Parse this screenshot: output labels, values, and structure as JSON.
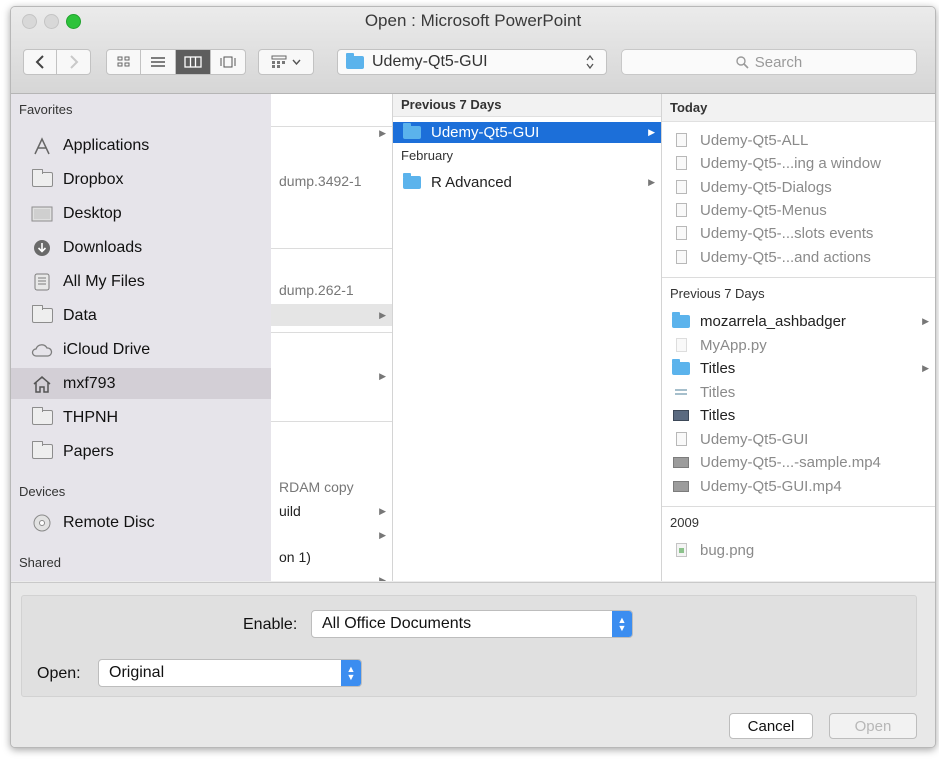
{
  "window": {
    "title": "Open : Microsoft PowerPoint"
  },
  "toolbar": {
    "back_icon": "chevron-left-icon",
    "forward_icon": "chevron-right-icon",
    "view_modes": [
      "icon-view",
      "list-view",
      "column-view",
      "cover-flow-view"
    ],
    "active_view": "column-view",
    "arrange_icon": "arrange-grid-icon",
    "path_popup": "Udemy-Qt5-GUI",
    "search_placeholder": "Search"
  },
  "sidebar": {
    "favorites_header": "Favorites",
    "favorites": [
      {
        "label": "Applications",
        "icon": "applications-icon"
      },
      {
        "label": "Dropbox",
        "icon": "folder-icon"
      },
      {
        "label": "Desktop",
        "icon": "desktop-icon"
      },
      {
        "label": "Downloads",
        "icon": "downloads-icon"
      },
      {
        "label": "All My Files",
        "icon": "all-files-icon"
      },
      {
        "label": "Data",
        "icon": "folder-icon"
      },
      {
        "label": "iCloud Drive",
        "icon": "cloud-icon"
      },
      {
        "label": "mxf793",
        "icon": "home-icon",
        "selected": true
      },
      {
        "label": "THPNH",
        "icon": "folder-icon"
      },
      {
        "label": "Papers",
        "icon": "folder-icon"
      }
    ],
    "devices_header": "Devices",
    "devices": [
      {
        "label": "Remote Disc",
        "icon": "disc-icon"
      }
    ],
    "shared_header": "Shared"
  },
  "column1": {
    "fragments": [
      "dump.3492-1",
      "dump.262-1",
      "RDAM copy",
      "uild",
      "on 1)"
    ]
  },
  "column2": {
    "sections": [
      {
        "header": "Previous 7 Days",
        "items": [
          {
            "label": "Udemy-Qt5-GUI",
            "kind": "folder",
            "selected": true
          }
        ]
      },
      {
        "header": "February",
        "items": [
          {
            "label": "R Advanced",
            "kind": "folder"
          }
        ]
      }
    ]
  },
  "column3": {
    "today_header": "Today",
    "today": [
      "Udemy-Qt5-ALL",
      "Udemy-Qt5-...ing a window",
      "Udemy-Qt5-Dialogs",
      "Udemy-Qt5-Menus",
      "Udemy-Qt5-...slots events",
      "Udemy-Qt5-...and actions"
    ],
    "prev7_header": "Previous 7 Days",
    "prev7": [
      {
        "label": "mozarrela_ashbadger",
        "kind": "folder",
        "enabled": true
      },
      {
        "label": "MyApp.py",
        "kind": "doc",
        "enabled": false
      },
      {
        "label": "Titles",
        "kind": "folder",
        "enabled": true
      },
      {
        "label": "Titles",
        "kind": "doc",
        "enabled": false
      },
      {
        "label": "Titles",
        "kind": "image",
        "enabled": true
      },
      {
        "label": "Udemy-Qt5-GUI",
        "kind": "doc",
        "enabled": false
      },
      {
        "label": "Udemy-Qt5-...-sample.mp4",
        "kind": "video",
        "enabled": false
      },
      {
        "label": "Udemy-Qt5-GUI.mp4",
        "kind": "video",
        "enabled": false
      }
    ],
    "y2009_header": "2009",
    "y2009": [
      {
        "label": "bug.png",
        "kind": "image",
        "enabled": false
      }
    ]
  },
  "bottom": {
    "enable_label": "Enable:",
    "enable_value": "All Office Documents",
    "open_label": "Open:",
    "open_value": "Original",
    "cancel_label": "Cancel",
    "open_button_label": "Open"
  },
  "colors": {
    "selection": "#1c6fd9",
    "folder": "#5bb3ec",
    "stepper": "#3b8df0",
    "close_green": "#2dc33b"
  }
}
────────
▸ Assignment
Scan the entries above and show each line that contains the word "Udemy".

▸ Solved problem
    "path_popup": "Udemy-Qt5-GUI",
            "label": "Udemy-Qt5-GUI",
      "Udemy-Qt5-ALL",
      "Udemy-Qt5-...ing a window",
      "Udemy-Qt5-Dialogs",
      "Udemy-Qt5-Menus",
      "Udemy-Qt5-...slots events",
      "Udemy-Qt5-...and actions"
        "label": "Udemy-Qt5-GUI",
        "label": "Udemy-Qt5-...-sample.mp4",
        "label": "Udemy-Qt5-GUI.mp4",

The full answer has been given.